I’ve always thought that if they ever prove that a “gay gene” exists, it doesn’t change a thing for me.

Fifteen years ago, I was completely sexually attracted to men. I was comfortable with my sexuality and with my identity as a gay man. Over time, I began to realize that I was never fulfilled, and I was always lonely. I turned towards spirituality and embraced a relationship with Jesus Christ. I also found Exodus International – an organization that helps those seeking freedom from unwanted same-sex attraction. Gradually, my attractions changed, and my identity was transformed. I now live a content life as a single man and fulfilled, hopeful individual.
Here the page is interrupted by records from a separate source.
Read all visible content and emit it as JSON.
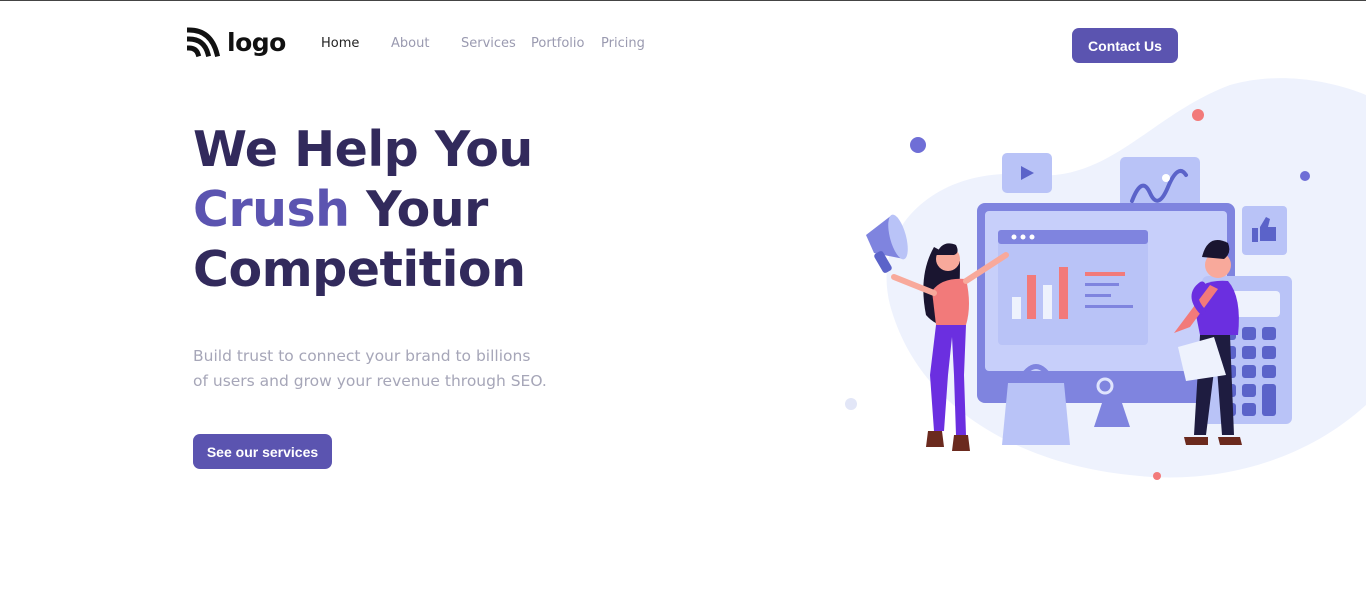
{
  "header": {
    "logo_text": "logo",
    "nav": [
      {
        "label": "Home",
        "active": true
      },
      {
        "label": "About",
        "active": false
      },
      {
        "label": "Services",
        "active": false
      },
      {
        "label": "Portfolio",
        "active": false
      },
      {
        "label": "Pricing",
        "active": false
      }
    ],
    "contact_label": "Contact Us"
  },
  "hero": {
    "title_line1": "We Help You",
    "title_accent": "Crush",
    "title_line2_rest": " Your",
    "title_line3": "Competition",
    "subtitle_line1": "Build trust to connect your brand to billions",
    "subtitle_line2": "of users and grow your revenue through SEO.",
    "cta_label": "See our services"
  },
  "colors": {
    "brand": "#5b54b0",
    "heading": "#322a5c",
    "muted": "#a6a6b8"
  },
  "illustration": {
    "icons": [
      "megaphone-icon",
      "play-icon",
      "chart-wave-icon",
      "thumbs-up-icon",
      "shopping-bag-icon",
      "calculator-icon"
    ]
  }
}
In light of my experiences, it’s always interesting to see the latest news in the search for the “gay gene.” New research is currently being conducted at Northwestern University in Chicago. Interestingly enough, federal tax dollars are funding it. Dr. Alan Sanders, lead researcher of the new study, said he suspects it’s not just one gene, but a combination of genetic factors that determines one’s sexual orientation. His motivation for this research is questionable, however. “If we confirm that sexual orientation is an immutable characteristic, we are much more likely to get the courts to rule against discrimination,” Sanders said. Hmmm…

For me, this type of research poses an interesting set of questions. If they are able to identify a “gay gene” in homosexuals, how do they explain me? I was once an out-and-proud gay man who was fully supportive of gay socio/political goals, but now I have embraced a healthy heterosexual approach to relationships. If there is a “gay gene,” it did not impede my ability to pursue such a dramatic change. “Gay gene” or not, the issue is settled for me.

If they prove that a “gay gene” exists in my DNA, why then aren’t those genes controlling my life now? How was I able to willfully walk away from my pursuit of Mr. Right to live a content single life? How is it that I have defied the supposition that genetics overrule self-determination? The truth is that we all have the freedom to make decisions about our sexual behavior. I’ve chosen to live in congruence with my faith.

Interestingly enough, there is hopeful new research that proves my point. Researchers Stanton L. Jones and Mark A. Yarhouse released the results of a three-year study this September that show sexual orientation change to be possible for some individuals undergoing religiously mediated programs, like Exodus. They also found that pursuing this option does not cause psychological harm to the patient, on average. Their conclusions directly contradict critics who say that change in sexual orientation is impossible, and attempting to pursue this alternative is likely to cause depression, anxiety or self-destructive behavior. One of those critics is the American Psychological Association, and, ironically, former APA President Nicholas A. Cummings, Ph.D., Sc.D., praised the research methods of Jones and Yarhouse, “This study has broken new ground in its adherence to objectivity and a scientific precision that can be replicated and expanded, and it opens new horizons for investigation.”

Life, love and relationships are so much more than an educated guess at the causation of homosexuality. It’s time for more scientists and truly rigorous researchers, like Stanton Jones and Mark Yarhouse, to step up to the plate and let science reveal itself instead of guiding science to confirm an already established, although inadequate, set of suppositions.

It’s not enough to just study a “gene.” Science must take into account the complex, unique individuals that God made us to be. Scientists must also study the “why” behind homosexuality that encompasses identity, motivation and behavioral decisions.

Genetics? No big deal to me. I remember who I was, and more importantly – I know who I am now.

Related special offer:

“Male and Female He Made Them”

Randy Thomas is the executive vice president of Exodus International – the world’s largest outreach to those affected by unwanted same-sex attraction.

Note: Read our discussion guidelines before commenting.